Description of the task: Every record should be copied exactly, and the images omitted.

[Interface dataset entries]
"""

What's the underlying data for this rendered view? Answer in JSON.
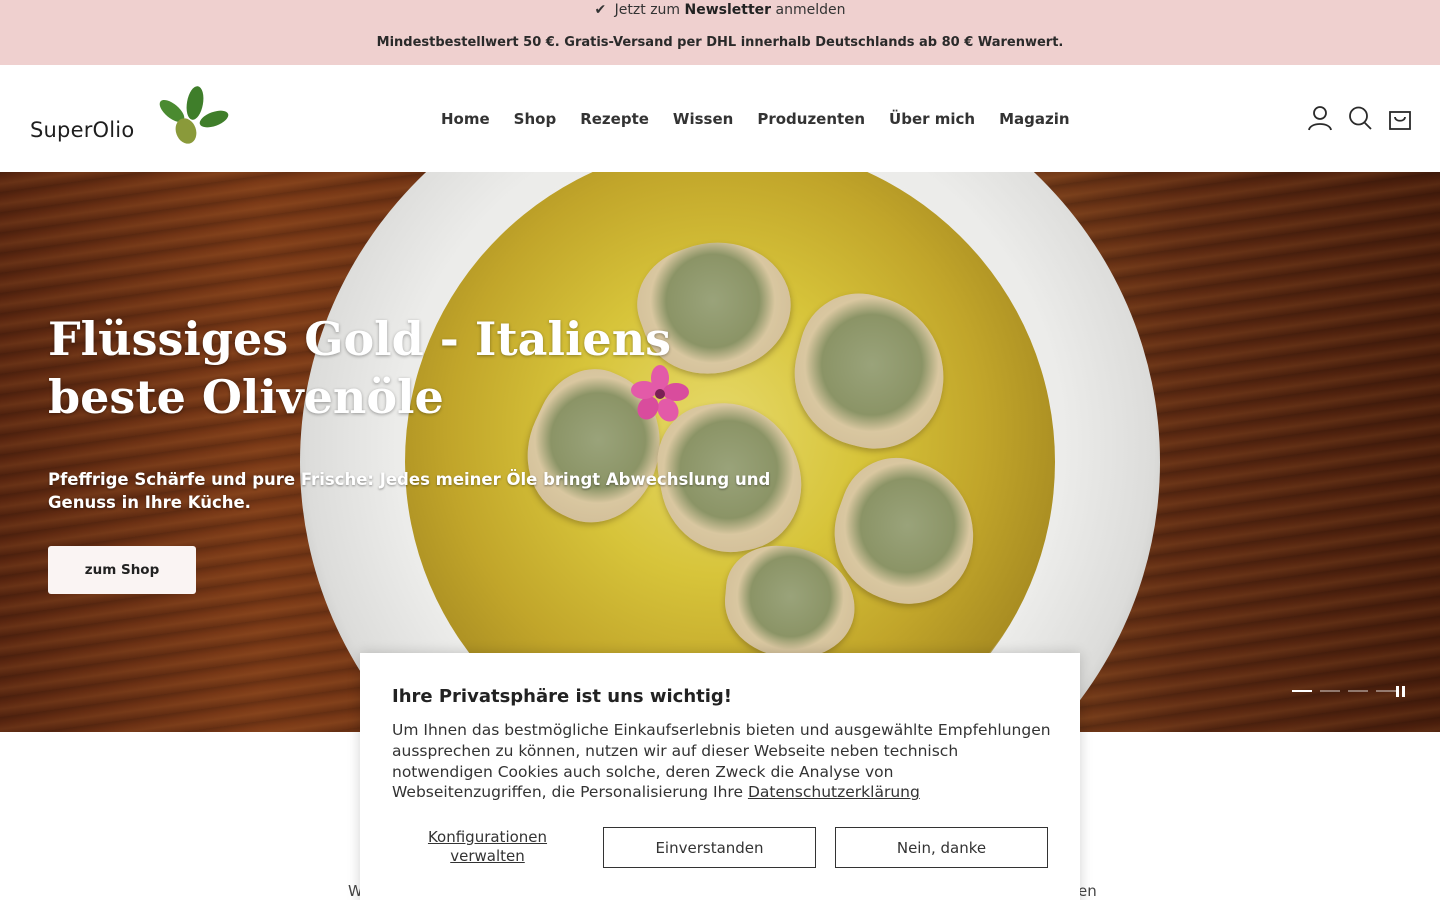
{
  "announcement": {
    "line1_prefix": "Jetzt zum",
    "line1_link": "Newsletter",
    "line1_suffix": "anmelden",
    "line2": "Mindestbestellwert 50 €. Gratis-Versand per DHL innerhalb Deutschlands ab 80 € Warenwert."
  },
  "header": {
    "logo_text": "SuperOlio",
    "nav": [
      "Home",
      "Shop",
      "Rezepte",
      "Wissen",
      "Produzenten",
      "Über mich",
      "Magazin"
    ],
    "icons": [
      "account-icon",
      "search-icon",
      "cart-icon"
    ]
  },
  "hero": {
    "title": "Flüssiges Gold - Italiens beste Olivenöle",
    "subtitle": "Pfeffrige Schärfe und pure Frische: Jedes meiner Öle bringt Abwechslung und Genuss in Ihre Küche.",
    "button_label": "zum Shop",
    "slides_total": 4,
    "active_slide": 1
  },
  "below": {
    "left_fragment": "W",
    "right_fragment": "en"
  },
  "cookie": {
    "title": "Ihre Privatsphäre ist uns wichtig!",
    "text": "Um Ihnen das bestmögliche Einkaufserlebnis bieten und ausgewählte Empfehlungen aussprechen zu können, nutzen wir auf dieser Webseite neben technisch notwendigen Cookies auch solche, deren Zweck die Analyse von Webseitenzugriffen, die Personalisierung Ihre",
    "link": "Datenschutzerklärung",
    "configure_label": "Konfigurationen verwalten",
    "accept_label": "Einverstanden",
    "decline_label": "Nein, danke"
  },
  "colors": {
    "announcement_bg": "#efd0cf",
    "button_bg": "#faf4f3"
  }
}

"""

Response:
What's the underlying data for this rendered view? Answer in JSON.
{
  "announcement": {
    "line1_prefix": "Jetzt zum",
    "line1_link": "Newsletter",
    "line1_suffix": "anmelden",
    "line2": "Mindestbestellwert 50 €. Gratis-Versand per DHL innerhalb Deutschlands ab 80 € Warenwert."
  },
  "header": {
    "logo_text": "SuperOlio",
    "nav": [
      "Home",
      "Shop",
      "Rezepte",
      "Wissen",
      "Produzenten",
      "Über mich",
      "Magazin"
    ],
    "icons": [
      "account-icon",
      "search-icon",
      "cart-icon"
    ]
  },
  "hero": {
    "title": "Flüssiges Gold - Italiens beste Olivenöle",
    "subtitle": "Pfeffrige Schärfe und pure Frische: Jedes meiner Öle bringt Abwechslung und Genuss in Ihre Küche.",
    "button_label": "zum Shop",
    "slides_total": 4,
    "active_slide": 1
  },
  "below": {
    "left_fragment": "W",
    "right_fragment": "en"
  },
  "cookie": {
    "title": "Ihre Privatsphäre ist uns wichtig!",
    "text": "Um Ihnen das bestmögliche Einkaufserlebnis bieten und ausgewählte Empfehlungen aussprechen zu können, nutzen wir auf dieser Webseite neben technisch notwendigen Cookies auch solche, deren Zweck die Analyse von Webseitenzugriffen, die Personalisierung Ihre",
    "link": "Datenschutzerklärung",
    "configure_label": "Konfigurationen verwalten",
    "accept_label": "Einverstanden",
    "decline_label": "Nein, danke"
  },
  "colors": {
    "announcement_bg": "#efd0cf",
    "button_bg": "#faf4f3"
  }
}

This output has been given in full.